256 PICTURESQUE PALESTINE.
take a second wife. He explained that the Samaritan law permitted him to do so under
the circumstances. He soon afterwards married, with the consent and approval of his first
wife, and there was great rejoicing in the house of Amran and throughout the community
when a son was born; and they gave him the name of Isaac.
Selameh, the chief priest, died in the year 1857. Amran, who had been the ministering
priest, became the chief priest, and died in 1875. He was succeeded by his handsome young
cousin Yakub, above referred to. Since the death of Selameh and Amran the difficulties
of governing and guiding the little community have continually increased, especially with
regard to the distribution of property and the arrangements of marriages, the marriageable

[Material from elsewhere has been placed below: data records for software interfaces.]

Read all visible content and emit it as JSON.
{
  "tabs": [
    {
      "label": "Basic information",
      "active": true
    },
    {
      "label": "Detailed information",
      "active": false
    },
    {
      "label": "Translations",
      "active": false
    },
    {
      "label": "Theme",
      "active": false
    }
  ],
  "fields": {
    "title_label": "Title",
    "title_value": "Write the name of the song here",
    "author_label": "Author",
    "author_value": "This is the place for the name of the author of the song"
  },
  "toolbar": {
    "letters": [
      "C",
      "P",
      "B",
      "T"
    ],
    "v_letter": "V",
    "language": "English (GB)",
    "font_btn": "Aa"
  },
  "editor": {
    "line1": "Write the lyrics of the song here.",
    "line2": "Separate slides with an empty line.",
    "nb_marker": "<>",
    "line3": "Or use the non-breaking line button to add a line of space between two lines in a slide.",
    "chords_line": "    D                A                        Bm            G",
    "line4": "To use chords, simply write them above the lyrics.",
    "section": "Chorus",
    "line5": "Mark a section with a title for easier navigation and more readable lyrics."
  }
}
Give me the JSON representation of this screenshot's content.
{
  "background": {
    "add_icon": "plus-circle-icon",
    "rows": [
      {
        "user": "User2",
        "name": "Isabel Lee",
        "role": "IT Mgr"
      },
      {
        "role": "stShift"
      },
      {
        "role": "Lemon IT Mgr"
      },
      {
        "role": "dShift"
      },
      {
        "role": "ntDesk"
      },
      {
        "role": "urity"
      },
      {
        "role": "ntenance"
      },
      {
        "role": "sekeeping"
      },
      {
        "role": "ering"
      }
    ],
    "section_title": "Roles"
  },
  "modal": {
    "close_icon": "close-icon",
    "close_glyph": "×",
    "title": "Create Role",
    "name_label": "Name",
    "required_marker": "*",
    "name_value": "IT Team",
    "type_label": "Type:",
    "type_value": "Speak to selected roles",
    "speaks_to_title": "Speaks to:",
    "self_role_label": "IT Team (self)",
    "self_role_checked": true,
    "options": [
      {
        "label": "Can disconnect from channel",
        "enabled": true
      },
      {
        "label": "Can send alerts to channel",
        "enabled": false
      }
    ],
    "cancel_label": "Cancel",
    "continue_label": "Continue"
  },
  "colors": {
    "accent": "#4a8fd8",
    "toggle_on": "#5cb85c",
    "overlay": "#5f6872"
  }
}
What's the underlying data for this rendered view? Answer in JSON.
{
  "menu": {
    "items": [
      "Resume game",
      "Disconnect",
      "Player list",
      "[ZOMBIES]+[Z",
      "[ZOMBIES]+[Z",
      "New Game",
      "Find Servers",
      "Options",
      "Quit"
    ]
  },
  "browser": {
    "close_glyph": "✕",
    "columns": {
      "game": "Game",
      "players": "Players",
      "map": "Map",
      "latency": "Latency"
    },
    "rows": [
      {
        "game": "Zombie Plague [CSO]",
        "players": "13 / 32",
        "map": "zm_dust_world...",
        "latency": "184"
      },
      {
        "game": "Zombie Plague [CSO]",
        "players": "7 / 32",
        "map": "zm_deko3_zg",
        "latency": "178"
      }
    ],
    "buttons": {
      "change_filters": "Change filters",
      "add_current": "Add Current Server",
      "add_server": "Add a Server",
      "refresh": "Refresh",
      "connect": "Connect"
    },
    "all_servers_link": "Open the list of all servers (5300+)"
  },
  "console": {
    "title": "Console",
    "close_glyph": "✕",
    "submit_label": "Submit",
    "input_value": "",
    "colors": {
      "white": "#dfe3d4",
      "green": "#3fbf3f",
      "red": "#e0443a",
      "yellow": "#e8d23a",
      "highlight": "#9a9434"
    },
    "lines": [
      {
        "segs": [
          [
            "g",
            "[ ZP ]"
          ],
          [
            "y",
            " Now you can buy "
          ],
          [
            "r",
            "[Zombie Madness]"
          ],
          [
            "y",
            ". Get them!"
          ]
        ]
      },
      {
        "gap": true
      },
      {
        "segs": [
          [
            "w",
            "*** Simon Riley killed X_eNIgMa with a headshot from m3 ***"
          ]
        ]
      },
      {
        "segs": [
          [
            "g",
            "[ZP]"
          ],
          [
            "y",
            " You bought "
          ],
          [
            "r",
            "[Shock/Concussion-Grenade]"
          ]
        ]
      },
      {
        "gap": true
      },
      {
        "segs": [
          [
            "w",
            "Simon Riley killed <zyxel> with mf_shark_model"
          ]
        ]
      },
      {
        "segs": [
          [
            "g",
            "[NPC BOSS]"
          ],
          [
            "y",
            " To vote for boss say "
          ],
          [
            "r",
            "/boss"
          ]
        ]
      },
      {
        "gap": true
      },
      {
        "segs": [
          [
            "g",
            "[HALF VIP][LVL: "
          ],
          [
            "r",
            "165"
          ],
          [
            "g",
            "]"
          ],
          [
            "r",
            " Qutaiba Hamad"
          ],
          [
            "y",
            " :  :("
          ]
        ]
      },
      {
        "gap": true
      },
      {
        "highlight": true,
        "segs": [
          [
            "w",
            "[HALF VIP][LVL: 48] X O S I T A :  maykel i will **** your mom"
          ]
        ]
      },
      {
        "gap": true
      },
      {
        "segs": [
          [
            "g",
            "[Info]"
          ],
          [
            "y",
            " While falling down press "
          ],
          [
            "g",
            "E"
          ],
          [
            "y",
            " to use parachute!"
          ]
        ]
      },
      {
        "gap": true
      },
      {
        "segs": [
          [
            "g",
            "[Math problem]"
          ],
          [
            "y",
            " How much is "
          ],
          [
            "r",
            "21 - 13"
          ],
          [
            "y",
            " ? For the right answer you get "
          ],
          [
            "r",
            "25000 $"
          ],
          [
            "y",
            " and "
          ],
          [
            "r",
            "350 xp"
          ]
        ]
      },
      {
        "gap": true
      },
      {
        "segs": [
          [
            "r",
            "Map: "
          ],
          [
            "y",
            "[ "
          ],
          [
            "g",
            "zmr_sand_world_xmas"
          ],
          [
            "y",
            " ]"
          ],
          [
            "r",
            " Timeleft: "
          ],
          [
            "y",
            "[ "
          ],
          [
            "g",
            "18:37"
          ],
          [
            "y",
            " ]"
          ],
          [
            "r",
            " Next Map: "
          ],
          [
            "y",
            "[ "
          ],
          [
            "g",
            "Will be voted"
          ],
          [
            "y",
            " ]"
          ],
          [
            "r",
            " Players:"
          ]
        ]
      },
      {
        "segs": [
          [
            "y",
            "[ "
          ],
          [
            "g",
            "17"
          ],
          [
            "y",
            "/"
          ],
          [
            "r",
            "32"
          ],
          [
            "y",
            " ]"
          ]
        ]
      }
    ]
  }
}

men being more numerous than the marriageable girls. Although the Samaritans always
intermarry among themselves, they are as a rule intelligent, tall, strong, and handsome, and

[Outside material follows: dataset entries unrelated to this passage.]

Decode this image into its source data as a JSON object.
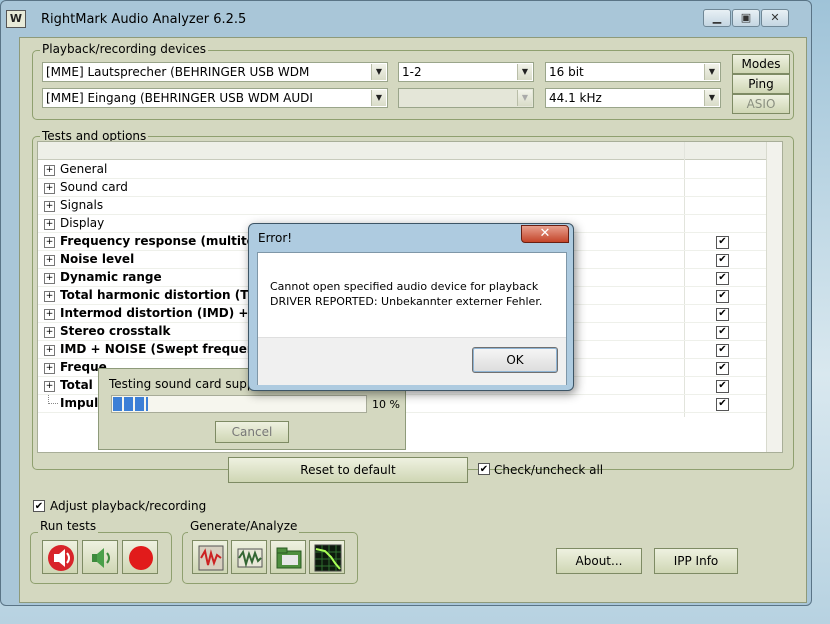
{
  "window": {
    "title": "RightMark Audio Analyzer 6.2.5",
    "icon_text": "W"
  },
  "devices": {
    "group_label": "Playback/recording devices",
    "playback_device": "[MME] Lautsprecher (BEHRINGER USB WDM",
    "playback_channels": "1-2",
    "bit_depth": "16 bit",
    "recording_device": "[MME] Eingang (BEHRINGER USB WDM AUDI",
    "recording_channels": "",
    "sample_rate": "44.1 kHz",
    "modes_label": "Modes",
    "ping_label": "Ping",
    "asio_label": "ASIO"
  },
  "tests": {
    "group_label": "Tests and options",
    "items": [
      {
        "label": "General",
        "bold": false,
        "expandable": true,
        "checked": null
      },
      {
        "label": "Sound card",
        "bold": false,
        "expandable": true,
        "checked": null
      },
      {
        "label": "Signals",
        "bold": false,
        "expandable": true,
        "checked": null
      },
      {
        "label": "Display",
        "bold": false,
        "expandable": true,
        "checked": null
      },
      {
        "label": "Frequency response (multitone",
        "bold": true,
        "expandable": true,
        "checked": true
      },
      {
        "label": "Noise level",
        "bold": true,
        "expandable": true,
        "checked": true
      },
      {
        "label": "Dynamic range",
        "bold": true,
        "expandable": true,
        "checked": true
      },
      {
        "label": "Total harmonic distortion (THD",
        "bold": true,
        "expandable": true,
        "checked": true
      },
      {
        "label": "Intermod distortion (IMD) + No",
        "bold": true,
        "expandable": true,
        "checked": true
      },
      {
        "label": "Stereo crosstalk",
        "bold": true,
        "expandable": true,
        "checked": true
      },
      {
        "label": "IMD + NOISE (Swept frequency",
        "bold": true,
        "expandable": true,
        "checked": true
      },
      {
        "label": "Freque",
        "bold": true,
        "expandable": true,
        "checked": true
      },
      {
        "label": "Total I",
        "bold": true,
        "expandable": true,
        "checked": true
      },
      {
        "label": "Impuls",
        "bold": true,
        "expandable": false,
        "checked": true
      }
    ],
    "reset_label": "Reset to default",
    "check_all_label": "Check/uncheck all"
  },
  "adjust_label": "Adjust playback/recording",
  "run_tests_label": "Run tests",
  "generate_label": "Generate/Analyze",
  "about_label": "About...",
  "ipp_label": "IPP Info",
  "progress": {
    "text": "Testing sound card support of",
    "percent_label": "10 %",
    "fraction": 0.1,
    "cancel_label": "Cancel"
  },
  "error_dialog": {
    "title": "Error!",
    "close_glyph": "✕",
    "line1": "Cannot open specified audio device for playback",
    "line2": "DRIVER REPORTED: Unbekannter externer Fehler.",
    "ok_label": "OK"
  },
  "colors": {
    "accent_green": "#8fa06f",
    "window_frame": "#a9c6d8",
    "record_red": "#e11b1b"
  }
}
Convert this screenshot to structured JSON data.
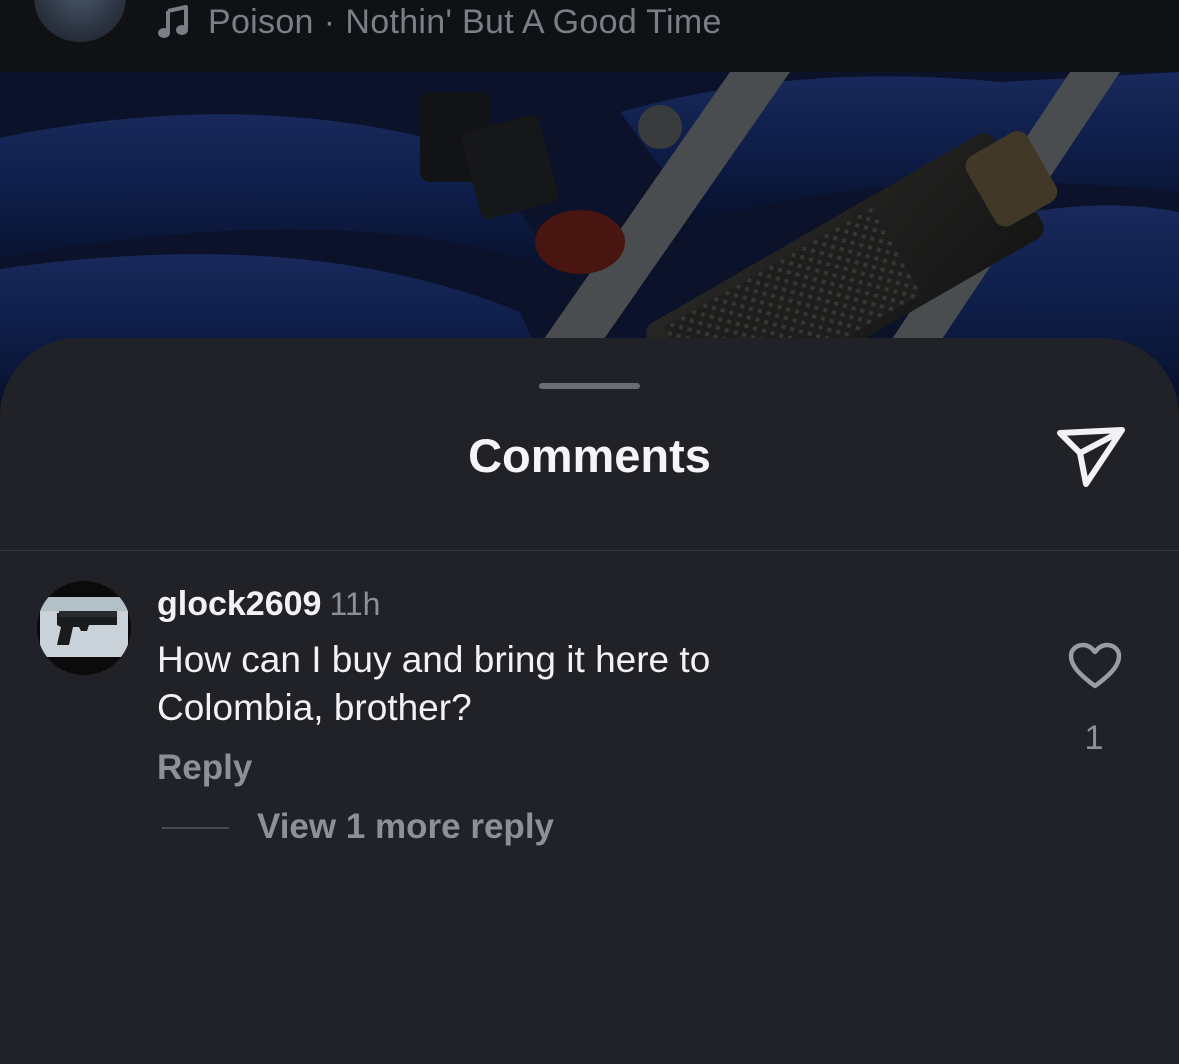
{
  "audio_bar": {
    "artist": "Poison",
    "separator": "·",
    "track": "Nothin' But A Good Time",
    "icon": "music-note-icon"
  },
  "comments_sheet": {
    "title": "Comments",
    "share_icon": "send-paper-plane-icon"
  },
  "comments": [
    {
      "username": "glock2609",
      "time": "11h",
      "text": "How can I buy and bring it here to Colombia, brother?",
      "reply_label": "Reply",
      "like_icon": "heart-outline-icon",
      "like_count": "1",
      "view_replies_label": "View 1 more reply"
    }
  ],
  "colors": {
    "sheet_background": "#212227",
    "primary_text": "#f2f2f4",
    "secondary_text": "#8e9098",
    "post_blue": "#1d3a8c"
  }
}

bodily defects are very rare among them.
During the feast of unleavened bread, from the 14th to the 21st of the first month
(Nisan), the Samaritans, when it is possible for them to do so, close their houses in the city
and live in tents pitched in the form of a half-circle on a sheltered plateau at some distance
below the summit of Mount Gerizim (Jebel et Tur). Sometimes they go there a few days
earlier, but more frequently they only remain on the mountain for two days, to celebrate the
sacrifice of the Passover, and to partake of it during the intervening night.
The scene of the sacrifice is on a terrace a little way above the place of encampment.
Here towards the close of the day all is in readiness for the service. Two cauldrons filled
with water are standing over a long trench, in which a fire made of thorns and brushwood
is crackling and blazing. A few paces higher up a deep circular pit is thoroughly heated to
serve as an oven. Near to the trench, within a space marked off by stones, stand twelve
men in white garments and turbans, reciting prayers, their faces turned towards their
" Holy Place," or Kibleh. In front of them stands the ministering priest looking towards the
west, as if watching for the going down of the sun. At intervals he recites portions of the
history of the Exodus. Behind him stand the spectators, while the elders of the congregation range themselves on one side, where the chief priest is seated on the ground. Presently
six or seven youths, dressed in white, advance, each holding a white lamb, "according to
the number of souls" about to celebrate the passover. (Until recently seven lambs were
required.) They take their places near the oven, and behind them a little group of women
and children stand. At the moment of sunset the chief priest rises, and with a loud voice
pronounces a blessing three times, and repeats the words, " And the whole assembly of the
congregation of Israel shall kill it in the evening" (Exodus xii. 6). The slaughterers stand
with their knives ready, and as these words are uttered the lambs are slain, all at the same
instant. The twelve men approach the spot reading the twelfth chapter of Exodus, and at
the seventh verse they pause, while fathers dip their fingers in the warm blood of the
victims and mark the foreheads of their children with it. Boiling water from the cauldrons
is then poured over the fleece, which causes the wool to leave the skin without much diffi-